WHAT IS NEEDED:
Nothing in the records should change; write them all out exactly.

RECORDS TO USE:
····················

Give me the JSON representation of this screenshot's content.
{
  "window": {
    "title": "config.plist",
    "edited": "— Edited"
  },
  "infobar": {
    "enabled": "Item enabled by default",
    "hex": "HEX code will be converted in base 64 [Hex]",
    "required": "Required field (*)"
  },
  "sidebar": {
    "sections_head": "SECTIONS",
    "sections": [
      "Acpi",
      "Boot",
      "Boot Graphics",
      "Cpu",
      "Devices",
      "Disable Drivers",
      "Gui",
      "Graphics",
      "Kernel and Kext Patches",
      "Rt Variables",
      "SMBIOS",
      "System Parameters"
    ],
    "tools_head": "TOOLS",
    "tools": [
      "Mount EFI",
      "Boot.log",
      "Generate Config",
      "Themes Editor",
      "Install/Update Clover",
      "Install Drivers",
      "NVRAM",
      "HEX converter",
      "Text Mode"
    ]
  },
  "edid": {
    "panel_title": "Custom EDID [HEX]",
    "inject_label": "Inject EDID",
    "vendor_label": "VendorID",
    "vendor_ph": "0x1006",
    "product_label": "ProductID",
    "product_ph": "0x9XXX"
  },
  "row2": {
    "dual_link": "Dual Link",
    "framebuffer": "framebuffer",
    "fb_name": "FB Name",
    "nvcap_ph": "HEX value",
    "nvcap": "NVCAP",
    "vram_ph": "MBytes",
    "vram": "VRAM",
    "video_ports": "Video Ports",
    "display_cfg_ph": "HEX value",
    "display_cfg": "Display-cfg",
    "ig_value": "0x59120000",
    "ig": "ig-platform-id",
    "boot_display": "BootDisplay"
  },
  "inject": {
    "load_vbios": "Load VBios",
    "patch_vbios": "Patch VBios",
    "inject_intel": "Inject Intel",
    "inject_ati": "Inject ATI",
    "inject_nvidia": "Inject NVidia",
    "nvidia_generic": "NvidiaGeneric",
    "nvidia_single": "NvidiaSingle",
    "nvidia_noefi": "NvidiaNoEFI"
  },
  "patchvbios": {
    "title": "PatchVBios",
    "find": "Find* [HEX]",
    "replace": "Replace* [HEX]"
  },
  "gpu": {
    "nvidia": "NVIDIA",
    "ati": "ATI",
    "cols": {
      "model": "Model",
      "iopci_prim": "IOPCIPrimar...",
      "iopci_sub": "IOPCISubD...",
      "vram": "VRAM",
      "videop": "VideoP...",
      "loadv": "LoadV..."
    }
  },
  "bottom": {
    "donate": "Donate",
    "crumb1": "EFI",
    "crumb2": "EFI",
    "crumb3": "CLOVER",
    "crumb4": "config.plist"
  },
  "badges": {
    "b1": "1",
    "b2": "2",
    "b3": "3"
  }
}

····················

RESPONSE FOR THIS EXERCISE:
Give me the JSON representation of this screenshot's content.
{
  "window": {
    "title": "config.plist",
    "edited": "— Edited"
  },
  "infobar": {
    "enabled": "Item enabled by default",
    "hex": "HEX code will be converted in base 64 [Hex]",
    "required": "Required field (*)"
  },
  "sidebar": {
    "sections_head": "SECTIONS",
    "sections": [
      "Acpi",
      "Boot",
      "Boot Graphics",
      "Cpu",
      "Devices",
      "Disable Drivers",
      "Gui",
      "Graphics",
      "Kernel and Kext Patches",
      "Rt Variables",
      "SMBIOS",
      "System Parameters"
    ],
    "tools_head": "TOOLS",
    "tools": [
      "Mount EFI",
      "Boot.log",
      "Generate Config",
      "Themes Editor",
      "Install/Update Clover",
      "Install Drivers",
      "NVRAM",
      "HEX converter",
      "Text Mode"
    ]
  },
  "edid": {
    "panel_title": "Custom EDID [HEX]",
    "inject_label": "Inject EDID",
    "vendor_label": "VendorID",
    "vendor_ph": "0x1006",
    "product_label": "ProductID",
    "product_ph": "0x9XXX"
  },
  "row2": {
    "dual_link": "Dual Link",
    "framebuffer": "framebuffer",
    "fb_name": "FB Name",
    "nvcap_ph": "HEX value",
    "nvcap": "NVCAP",
    "vram_ph": "MBytes",
    "vram": "VRAM",
    "video_ports": "Video Ports",
    "display_cfg_ph": "HEX value",
    "display_cfg": "Display-cfg",
    "ig_value": "0x59120000",
    "ig": "ig-platform-id",
    "boot_display": "BootDisplay"
  },
  "inject": {
    "load_vbios": "Load VBios",
    "patch_vbios": "Patch VBios",
    "inject_intel": "Inject Intel",
    "inject_ati": "Inject ATI",
    "inject_nvidia": "Inject NVidia",
    "nvidia_generic": "NvidiaGeneric",
    "nvidia_single": "NvidiaSingle",
    "nvidia_noefi": "NvidiaNoEFI"
  },
  "patchvbios": {
    "title": "PatchVBios",
    "find": "Find* [HEX]",
    "replace": "Replace* [HEX]"
  },
  "gpu": {
    "nvidia": "NVIDIA",
    "ati": "ATI",
    "cols": {
      "model": "Model",
      "iopci_prim": "IOPCIPrimar...",
      "iopci_sub": "IOPCISubD...",
      "vram": "VRAM",
      "videop": "VideoP...",
      "loadv": "LoadV..."
    }
  },
  "bottom": {
    "donate": "Donate",
    "crumb1": "EFI",
    "crumb2": "EFI",
    "crumb3": "CLOVER",
    "crumb4": "config.plist"
  },
  "badges": {
    "b1": "1",
    "b2": "2",
    "b3": "3"
  }
}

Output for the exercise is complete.